“This climb is not for fun, but for the bucket list!” says one internet user. For more uphill sadism, see also the the Passo di Mortirolo.

Sella Ronda

This final pick may seem like cheating, but the Sella Ronda (or Sellaronda) – a loop around the Sella group of mountains in the Dolomites – deserves to be on this list. The route comprises four classic climbs and is usually undertaken in an anti-clockwise direction: starting in the town of Corvara (though there are obviously multiple starting points) you would thus take on the Passo Gardena (2,121m / 6,959 ft), Passo Sella (2,140m / 7,021 ft), Passo Pordoi (2,139m / 7,018 ft) and Passo Campolongo (1,875m / 6,152 ft) to descend right back around to the beginning.

In all, the Sella Ronda clocks up around 51km / 32 mi and 1,600m / 5,250 ft of climbing.

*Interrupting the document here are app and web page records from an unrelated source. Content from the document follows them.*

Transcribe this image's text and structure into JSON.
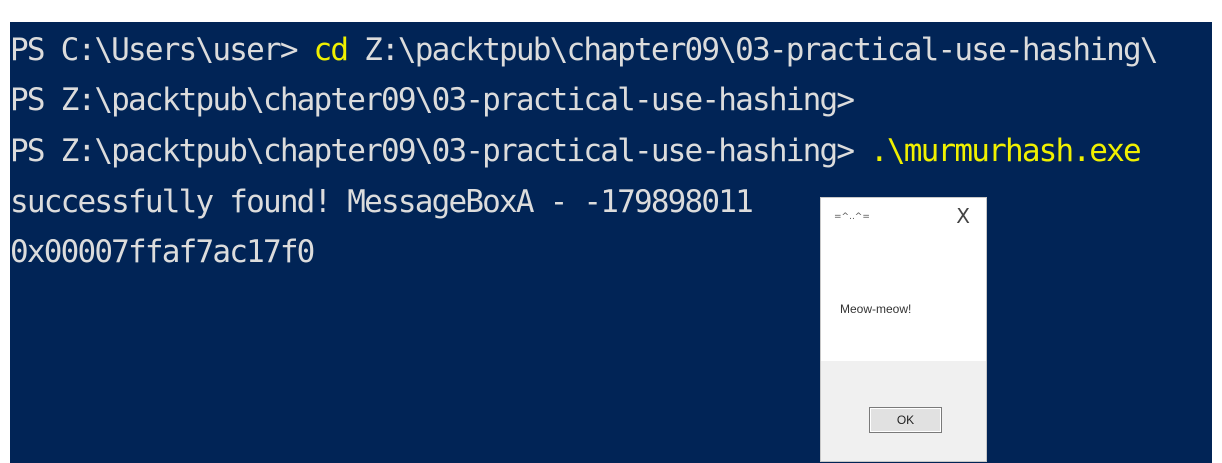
{
  "terminal": {
    "line1_prompt": "PS C:\\Users\\user> ",
    "line1_cmd": "cd",
    "line1_arg": " Z:\\packtpub\\chapter09\\03-practical-use-hashing\\",
    "line2": "PS Z:\\packtpub\\chapter09\\03-practical-use-hashing>",
    "line3_prompt": "PS Z:\\packtpub\\chapter09\\03-practical-use-hashing> ",
    "line3_cmd": ".\\murmurhash.exe",
    "line4": "successfully found! MessageBoxA - -179898011",
    "line5": "0x00007ffaf7ac17f0"
  },
  "messagebox": {
    "title": "=^..^=",
    "close_glyph": "X",
    "message": "Meow-meow!",
    "ok_label": "OK"
  },
  "colors": {
    "background": "#012456",
    "text": "#dcdcdc",
    "highlight": "#f0f000"
  }
}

Aside from the incredibly beautiful scenery – green Alpine meadows giving way to sheer vertical faces of limestone rock typical of the Dolomites – the passes are also packed with Giro d’Italia history. It was on the Sella, for example, that Marco Pantani won in 1998 and wore the maglia rosa for the first time. And on the Pordoi, in 1940, the old master Gino Bartali had to throw snow in his young team-mate Fausto Coppi’s face, to help revive him when he was flagging on the steep ascent.

Every year the roads are closed for the Sellaronda Bike Day – in 2024, that’ll be in June and December – and, if cycling wasn’t enough, the Sella Ronda is also a popular ski loop, with lifts to help you enjoy it both clockwise and anti-clockwise!